■ Work instruction: Would you retype the whole listing exactly?

■ Data shown:
**********
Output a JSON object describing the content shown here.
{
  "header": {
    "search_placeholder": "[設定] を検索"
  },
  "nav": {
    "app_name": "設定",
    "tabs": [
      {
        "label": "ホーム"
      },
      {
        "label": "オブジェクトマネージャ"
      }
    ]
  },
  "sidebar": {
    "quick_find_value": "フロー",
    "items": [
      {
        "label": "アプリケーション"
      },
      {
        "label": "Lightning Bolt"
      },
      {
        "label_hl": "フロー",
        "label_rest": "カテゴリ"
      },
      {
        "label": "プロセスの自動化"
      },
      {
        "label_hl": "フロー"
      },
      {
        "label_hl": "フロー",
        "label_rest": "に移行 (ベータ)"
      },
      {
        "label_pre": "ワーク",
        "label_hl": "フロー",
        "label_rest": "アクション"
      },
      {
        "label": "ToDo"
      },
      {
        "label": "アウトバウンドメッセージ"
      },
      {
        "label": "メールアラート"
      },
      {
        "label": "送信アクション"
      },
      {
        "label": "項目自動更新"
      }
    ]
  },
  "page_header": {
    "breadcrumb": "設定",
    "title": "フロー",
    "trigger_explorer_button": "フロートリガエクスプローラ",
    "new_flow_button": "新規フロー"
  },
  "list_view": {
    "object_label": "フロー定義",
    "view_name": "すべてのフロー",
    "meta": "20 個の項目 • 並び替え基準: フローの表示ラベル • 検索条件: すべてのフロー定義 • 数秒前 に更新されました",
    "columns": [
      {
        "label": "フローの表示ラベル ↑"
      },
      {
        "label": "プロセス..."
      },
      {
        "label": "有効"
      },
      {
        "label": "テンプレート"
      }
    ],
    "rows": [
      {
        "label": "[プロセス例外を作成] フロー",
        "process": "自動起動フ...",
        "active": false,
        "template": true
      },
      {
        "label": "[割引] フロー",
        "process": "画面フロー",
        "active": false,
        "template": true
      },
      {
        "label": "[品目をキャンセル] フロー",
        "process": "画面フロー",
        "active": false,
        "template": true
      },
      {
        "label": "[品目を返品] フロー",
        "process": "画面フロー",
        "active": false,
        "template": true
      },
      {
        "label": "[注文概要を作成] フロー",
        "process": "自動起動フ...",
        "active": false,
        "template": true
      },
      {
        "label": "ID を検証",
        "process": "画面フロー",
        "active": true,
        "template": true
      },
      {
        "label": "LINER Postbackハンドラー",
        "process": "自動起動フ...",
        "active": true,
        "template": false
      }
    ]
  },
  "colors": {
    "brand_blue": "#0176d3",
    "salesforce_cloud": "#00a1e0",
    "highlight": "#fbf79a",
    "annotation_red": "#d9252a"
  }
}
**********
■ Output below:
Output a JSON object describing the content shown here.
{
  "header": {
    "search_placeholder": "[設定] を検索"
  },
  "nav": {
    "app_name": "設定",
    "tabs": [
      {
        "label": "ホーム"
      },
      {
        "label": "オブジェクトマネージャ"
      }
    ]
  },
  "sidebar": {
    "quick_find_value": "フロー",
    "items": [
      {
        "label": "アプリケーション"
      },
      {
        "label": "Lightning Bolt"
      },
      {
        "label_hl": "フロー",
        "label_rest": "カテゴリ"
      },
      {
        "label": "プロセスの自動化"
      },
      {
        "label_hl": "フロー"
      },
      {
        "label_hl": "フロー",
        "label_rest": "に移行 (ベータ)"
      },
      {
        "label_pre": "ワーク",
        "label_hl": "フロー",
        "label_rest": "アクション"
      },
      {
        "label": "ToDo"
      },
      {
        "label": "アウトバウンドメッセージ"
      },
      {
        "label": "メールアラート"
      },
      {
        "label": "送信アクション"
      },
      {
        "label": "項目自動更新"
      }
    ]
  },
  "page_header": {
    "breadcrumb": "設定",
    "title": "フロー",
    "trigger_explorer_button": "フロートリガエクスプローラ",
    "new_flow_button": "新規フロー"
  },
  "list_view": {
    "object_label": "フロー定義",
    "view_name": "すべてのフロー",
    "meta": "20 個の項目 • 並び替え基準: フローの表示ラベル • 検索条件: すべてのフロー定義 • 数秒前 に更新されました",
    "columns": [
      {
        "label": "フローの表示ラベル ↑"
      },
      {
        "label": "プロセス..."
      },
      {
        "label": "有効"
      },
      {
        "label": "テンプレート"
      }
    ],
    "rows": [
      {
        "label": "[プロセス例外を作成] フロー",
        "process": "自動起動フ...",
        "active": false,
        "template": true
      },
      {
        "label": "[割引] フロー",
        "process": "画面フロー",
        "active": false,
        "template": true
      },
      {
        "label": "[品目をキャンセル] フロー",
        "process": "画面フロー",
        "active": false,
        "template": true
      },
      {
        "label": "[品目を返品] フロー",
        "process": "画面フロー",
        "active": false,
        "template": true
      },
      {
        "label": "[注文概要を作成] フロー",
        "process": "自動起動フ...",
        "active": false,
        "template": true
      },
      {
        "label": "ID を検証",
        "process": "画面フロー",
        "active": true,
        "template": true
      },
      {
        "label": "LINER Postbackハンドラー",
        "process": "自動起動フ...",
        "active": true,
        "template": false
      }
    ]
  },
  "colors": {
    "brand_blue": "#0176d3",
    "salesforce_cloud": "#00a1e0",
    "highlight": "#fbf79a",
    "annotation_red": "#d9252a"
  }
}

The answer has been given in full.